The following blog post was contributed by an anonymous writer.
I have been involved in boxing for a long time, and it is a brutal, violent and dangerous sport. In a boxing match, there are two trained fighters in an enclosed space trying to hurt one another. The object is to score points, but let’s be realistic, in competition boxers try to hurt their opponent, break hearts, noses and ribs, to make the referee step in and stop the fight. Blood, broken bones and nasty injuries are a frequent occurrence. Serious injury is not uncommon, debilitating injuries are not infrequent, and death in the ring is not unheard of.
Over the years, efforts have been made to make boxing safer. There are weight categories and experience categories in competitions. You will not see an experienced boxer competing against a novice, and you will not see a heavyweight pitted against a flyweight. Boxers also undergo strict and consistent medical evaluation, but despite all of these measures boxing remains a dangerous sport.
Yesterday I had the honour and the privilege of taking a beautiful banner, on loan from Magdalen Berns, down to the Lesbian Strength march in Leeds. I’d seen pictures of the banner previously, but it wasn’t until I saw it for real, up close, that I saw the love, the joy, the defiance, the humour, and the determination that’s been embroidered into its fabric. One of my highlights of the day was getting to meet the wonderful woman who made it as a gift for Magdalen. The banner pretty much sums up the feeling of the day for me – it was a day of lesbians coming together in friendship and sisterhood to say (and sing) out loud and proud that we intend to defend lesbian rights, and have some fun while we’re doing it.
It is not ‘nasty’ to stand up for women’s rights by Laura Rimmer
It didn’t bode well. From the off – the very first sentence, no less – Dani Garavelli’s piece in the Scotsman, ‘Time to call a ceasefire as gender debate gets nasty’, draws a parallel between ‘the rights of two historically oppressed groups in society – cis (non trans) women and trans women.’
Whenever I go away for some training, or to meet other teachers, in corners and when chatting over cups of tea, we are all asking each other…do you have any yet? What is your Council policy? Is this right?
Well, I found out the policy of my local authority very recently when a pupil declared themselves to be trans to a colleague of mine.
I will say ‘they’, not because of any non-binary status – this pupil very definitely wants to embrace one side of the binary – but because I want to protect this pupil and my own job in one of Scotland’s largest councils.
The following was contributed by one of our members, Evie Hill.
John is in his mid-fifties and is a middle-class, white professional. He enjoys frequenting women’s shops in order to satisfy his fetish for wearing women’s underwear. This is a true account of what he has told me.
John has found one particular women’s lingerie shop that allows him in early, and shuts its doors to other customers whilst staff attend to him.

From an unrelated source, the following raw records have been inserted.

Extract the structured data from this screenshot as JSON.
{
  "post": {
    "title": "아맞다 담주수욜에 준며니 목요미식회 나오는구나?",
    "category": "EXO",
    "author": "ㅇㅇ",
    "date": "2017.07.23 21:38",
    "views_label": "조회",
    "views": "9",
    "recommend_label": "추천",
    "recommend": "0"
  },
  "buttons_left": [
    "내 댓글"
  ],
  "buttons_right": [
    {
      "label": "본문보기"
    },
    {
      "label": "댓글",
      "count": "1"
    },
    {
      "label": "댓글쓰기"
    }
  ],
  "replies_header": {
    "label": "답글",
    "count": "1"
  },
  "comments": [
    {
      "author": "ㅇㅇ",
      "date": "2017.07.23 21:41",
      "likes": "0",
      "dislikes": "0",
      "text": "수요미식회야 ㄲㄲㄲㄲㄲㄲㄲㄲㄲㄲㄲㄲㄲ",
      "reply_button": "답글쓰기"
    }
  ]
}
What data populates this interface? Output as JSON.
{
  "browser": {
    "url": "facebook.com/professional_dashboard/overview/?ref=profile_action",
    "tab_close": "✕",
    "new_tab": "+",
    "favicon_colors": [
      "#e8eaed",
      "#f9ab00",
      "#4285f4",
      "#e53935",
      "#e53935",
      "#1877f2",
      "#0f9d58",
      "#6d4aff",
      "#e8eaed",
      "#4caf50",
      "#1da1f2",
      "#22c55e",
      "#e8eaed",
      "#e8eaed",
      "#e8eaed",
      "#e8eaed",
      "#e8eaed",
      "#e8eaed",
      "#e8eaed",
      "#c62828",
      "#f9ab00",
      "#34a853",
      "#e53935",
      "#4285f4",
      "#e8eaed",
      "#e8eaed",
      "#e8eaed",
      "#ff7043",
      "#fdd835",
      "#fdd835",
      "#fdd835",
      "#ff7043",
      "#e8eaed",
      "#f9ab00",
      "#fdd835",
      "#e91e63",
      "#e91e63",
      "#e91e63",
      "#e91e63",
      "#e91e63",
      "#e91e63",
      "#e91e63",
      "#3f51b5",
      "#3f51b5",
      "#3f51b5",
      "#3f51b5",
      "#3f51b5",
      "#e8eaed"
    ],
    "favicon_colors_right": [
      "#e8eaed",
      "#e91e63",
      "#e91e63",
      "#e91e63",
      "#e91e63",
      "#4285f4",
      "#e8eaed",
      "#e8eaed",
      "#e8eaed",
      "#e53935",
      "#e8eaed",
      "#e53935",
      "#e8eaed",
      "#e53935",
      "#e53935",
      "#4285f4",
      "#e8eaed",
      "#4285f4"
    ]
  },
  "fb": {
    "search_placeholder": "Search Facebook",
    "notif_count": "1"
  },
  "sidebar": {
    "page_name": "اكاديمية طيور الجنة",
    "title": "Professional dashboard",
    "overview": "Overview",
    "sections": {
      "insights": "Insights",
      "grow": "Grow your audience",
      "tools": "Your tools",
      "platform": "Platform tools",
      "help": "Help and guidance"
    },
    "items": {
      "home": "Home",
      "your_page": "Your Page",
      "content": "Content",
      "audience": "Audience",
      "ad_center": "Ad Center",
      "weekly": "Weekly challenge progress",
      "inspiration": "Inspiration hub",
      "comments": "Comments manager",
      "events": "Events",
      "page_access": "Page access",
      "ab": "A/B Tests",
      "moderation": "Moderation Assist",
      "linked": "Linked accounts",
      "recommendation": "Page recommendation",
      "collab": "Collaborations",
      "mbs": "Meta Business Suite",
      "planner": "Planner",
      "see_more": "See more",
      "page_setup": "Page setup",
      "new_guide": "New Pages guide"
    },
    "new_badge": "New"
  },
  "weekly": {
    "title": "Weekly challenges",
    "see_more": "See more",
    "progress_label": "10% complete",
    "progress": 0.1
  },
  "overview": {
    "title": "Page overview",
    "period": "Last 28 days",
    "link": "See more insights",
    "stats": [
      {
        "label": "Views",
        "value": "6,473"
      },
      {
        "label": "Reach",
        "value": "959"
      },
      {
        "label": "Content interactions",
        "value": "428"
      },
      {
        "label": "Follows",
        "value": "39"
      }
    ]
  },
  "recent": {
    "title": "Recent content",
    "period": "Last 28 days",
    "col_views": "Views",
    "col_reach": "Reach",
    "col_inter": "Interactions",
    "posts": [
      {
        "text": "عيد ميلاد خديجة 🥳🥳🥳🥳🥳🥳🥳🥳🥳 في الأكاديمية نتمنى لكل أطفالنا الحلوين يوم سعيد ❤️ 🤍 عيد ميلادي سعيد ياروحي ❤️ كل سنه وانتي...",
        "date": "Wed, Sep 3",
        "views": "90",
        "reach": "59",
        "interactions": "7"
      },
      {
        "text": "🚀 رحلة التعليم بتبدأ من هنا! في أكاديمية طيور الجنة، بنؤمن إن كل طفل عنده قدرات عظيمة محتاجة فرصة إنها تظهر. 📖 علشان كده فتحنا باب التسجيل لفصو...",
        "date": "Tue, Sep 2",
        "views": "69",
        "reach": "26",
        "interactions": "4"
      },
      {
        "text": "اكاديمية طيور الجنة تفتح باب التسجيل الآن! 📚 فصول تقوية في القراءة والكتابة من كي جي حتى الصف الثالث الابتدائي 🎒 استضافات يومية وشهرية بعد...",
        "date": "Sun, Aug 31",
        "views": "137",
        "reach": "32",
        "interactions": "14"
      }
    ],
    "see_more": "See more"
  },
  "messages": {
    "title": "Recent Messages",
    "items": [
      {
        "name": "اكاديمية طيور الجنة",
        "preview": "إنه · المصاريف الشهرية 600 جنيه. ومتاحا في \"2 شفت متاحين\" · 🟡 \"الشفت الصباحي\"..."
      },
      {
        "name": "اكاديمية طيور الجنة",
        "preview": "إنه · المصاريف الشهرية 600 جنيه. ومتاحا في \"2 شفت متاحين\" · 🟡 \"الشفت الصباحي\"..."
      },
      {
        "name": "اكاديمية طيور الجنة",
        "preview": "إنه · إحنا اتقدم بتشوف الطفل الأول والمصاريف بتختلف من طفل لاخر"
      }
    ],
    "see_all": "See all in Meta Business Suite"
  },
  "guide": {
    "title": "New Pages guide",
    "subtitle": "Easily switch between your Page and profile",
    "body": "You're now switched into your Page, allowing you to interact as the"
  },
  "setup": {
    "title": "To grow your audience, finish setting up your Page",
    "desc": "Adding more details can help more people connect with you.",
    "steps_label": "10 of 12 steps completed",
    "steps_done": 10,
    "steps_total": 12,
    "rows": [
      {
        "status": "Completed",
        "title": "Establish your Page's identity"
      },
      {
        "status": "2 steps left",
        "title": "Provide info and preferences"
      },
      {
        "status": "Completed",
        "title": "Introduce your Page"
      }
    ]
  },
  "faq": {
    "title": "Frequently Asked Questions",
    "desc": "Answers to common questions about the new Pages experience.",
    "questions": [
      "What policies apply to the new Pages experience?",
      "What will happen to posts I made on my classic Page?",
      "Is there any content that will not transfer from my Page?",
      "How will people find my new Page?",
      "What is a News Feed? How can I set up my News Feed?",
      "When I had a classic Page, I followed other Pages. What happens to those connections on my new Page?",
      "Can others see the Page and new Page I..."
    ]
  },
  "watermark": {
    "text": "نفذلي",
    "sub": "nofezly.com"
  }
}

He has spent a lot of money in this shop over a three year period, maybe longer. They will do made-to-measure underwear, which he requires as he has the body of a man. It is a specialist women’s lingerie shop run by women who are all expert dressmakers. Continue reading →
In 1697, 20 year old Edinburgh student Thomas Aikenhead was the last person to be executed for blasphemy in the U.K. Now, “blasphemy” is so passé. Institutions have adopted the handy euphemism “violent and disorderly conduct” or “hate speech” to cover their tracks when persecuting and reprimanding speech they believe to be unholy. To illustrate my point, I have taken a passage from Aikenhead’s 1696 indictment, and modernised it by replacing the “prisoner” with “TERF” and “the scriptures” with “transgender ideology”. Continue reading →